Apologists of the passive investment claim: stock ETFs save the costs. Indeed they saved costs as broker fees were high. But now they don't, in fact they increase them! Of course sometimes there is no alternative to an ETF/ETC/ETN, e.g. if you want to invest in commodity market. But if you can buy stocks with low broker fees, you should do it directly.
ETF Apologeten behapten: die Aktien-ETF sparen Kosten. Tatsache ist: die sparten die Kosten, als Brokergebühren noch hoch waren. Aktuell ist es nicht mehr der Fall, langfristig sind die Kosten bei den Aktien-ETF sogar höher als beim Direktkauf. Continue reading "ETFs don’t save (and indeed increase) costs in long term"
Many investment funds and financial services that want your money argue with a deferred capital yield tax. For instance, in Germany if you trade by yourself, you immediately pay the capital returns tax [Kapitalertragsteuer] (unless the net result of your previous trades is negative). But if you invest in a fund, you don't pay the tax on returns until you sell your share (you still pay a tax on dividends).
We show that though, in general, an investor profits from tax deferral, one should not exaggerate its effect.
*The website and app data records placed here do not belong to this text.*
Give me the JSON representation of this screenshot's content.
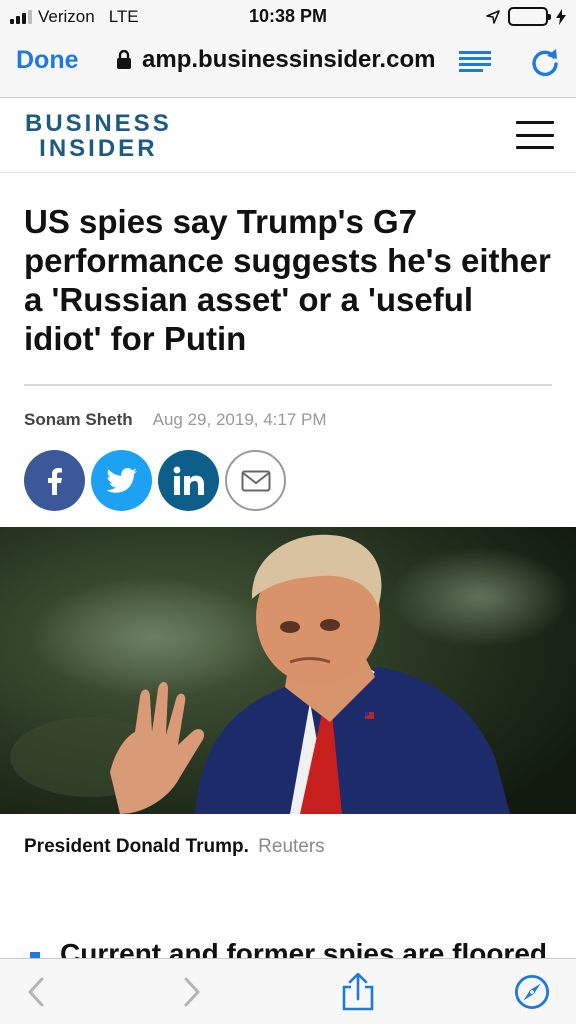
{
  "status_bar": {
    "carrier": "Verizon",
    "network": "LTE",
    "time": "10:38 PM",
    "icons": [
      "signal-icon",
      "location-arrow-icon",
      "battery-icon",
      "charging-bolt-icon"
    ]
  },
  "browser": {
    "done_label": "Done",
    "url": "amp.businessinsider.com",
    "icons": [
      "lock-icon",
      "reader-mode-icon",
      "reload-icon"
    ]
  },
  "site": {
    "logo_line1": "BUSINESS",
    "logo_line2": "INSIDER",
    "menu_icon": "hamburger-menu-icon",
    "brand_color": "#1d5a81"
  },
  "article": {
    "headline": "US spies say Trump's G7 performance suggests he's either a 'Russian asset' or a 'useful idiot' for Putin",
    "author": "Sonam Sheth",
    "date": "Aug 29, 2019, 4:17 PM",
    "share_buttons": [
      {
        "icon": "facebook-icon",
        "color": "#3b5998"
      },
      {
        "icon": "twitter-icon",
        "color": "#1da1f2"
      },
      {
        "icon": "linkedin-icon",
        "color": "#0e5e8a"
      },
      {
        "icon": "email-icon",
        "color": "#ffffff"
      }
    ],
    "photo_caption": "President Donald Trump.",
    "photo_credit": "Reuters",
    "first_bullet_peek": "Current and former spies are floored"
  },
  "toolbar": {
    "icons": [
      "back-icon",
      "forward-icon",
      "share-icon",
      "safari-compass-icon"
    ],
    "accent": "#1f7ae0"
  }
}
Moreover, due to annual tax-exempt amounts [Jahresfreibetrag], an immediate taxation can be better than a deferred one.
Continue reading "Numeracy for Traders – Lesson 3 – Ode to Deferred Withholding Tax"
A common belief: adding extra asset to a portfolio will automatically reduce the portfolio risk. We provide a counter-example resorting only to the simplest algebra and explain why this erroneous belief is so common.
After this lesson you will understand how to compute the compound return, discount factors and the CAGR (compound annual growth rate: nominal and inflation adjusted). You will also learn about the continuously compounded (exponential) interest and logarithmic returns. Finally, you will be able to calculate the effective rate of interest of a credit or of a savings scheme.
The maximum drawdown (MDD) is likely the most important measure of risk in practice. We explain how to calculate it and why you should keep it under control. Remember, if the MMD reaches -50% the portfolio have to grow +100% in order just to compensate the previous loss!
Fractions is a topic from elementary mathematics but surprisingly even some Ph.Ds in math have problems with them. After this lesson you will be able to read pie diagrams, calculate portfolio weights and weighted average returns. This lesson does not substitute systematic learning but helps you to recall fractions and demonstrates their usage in trading context.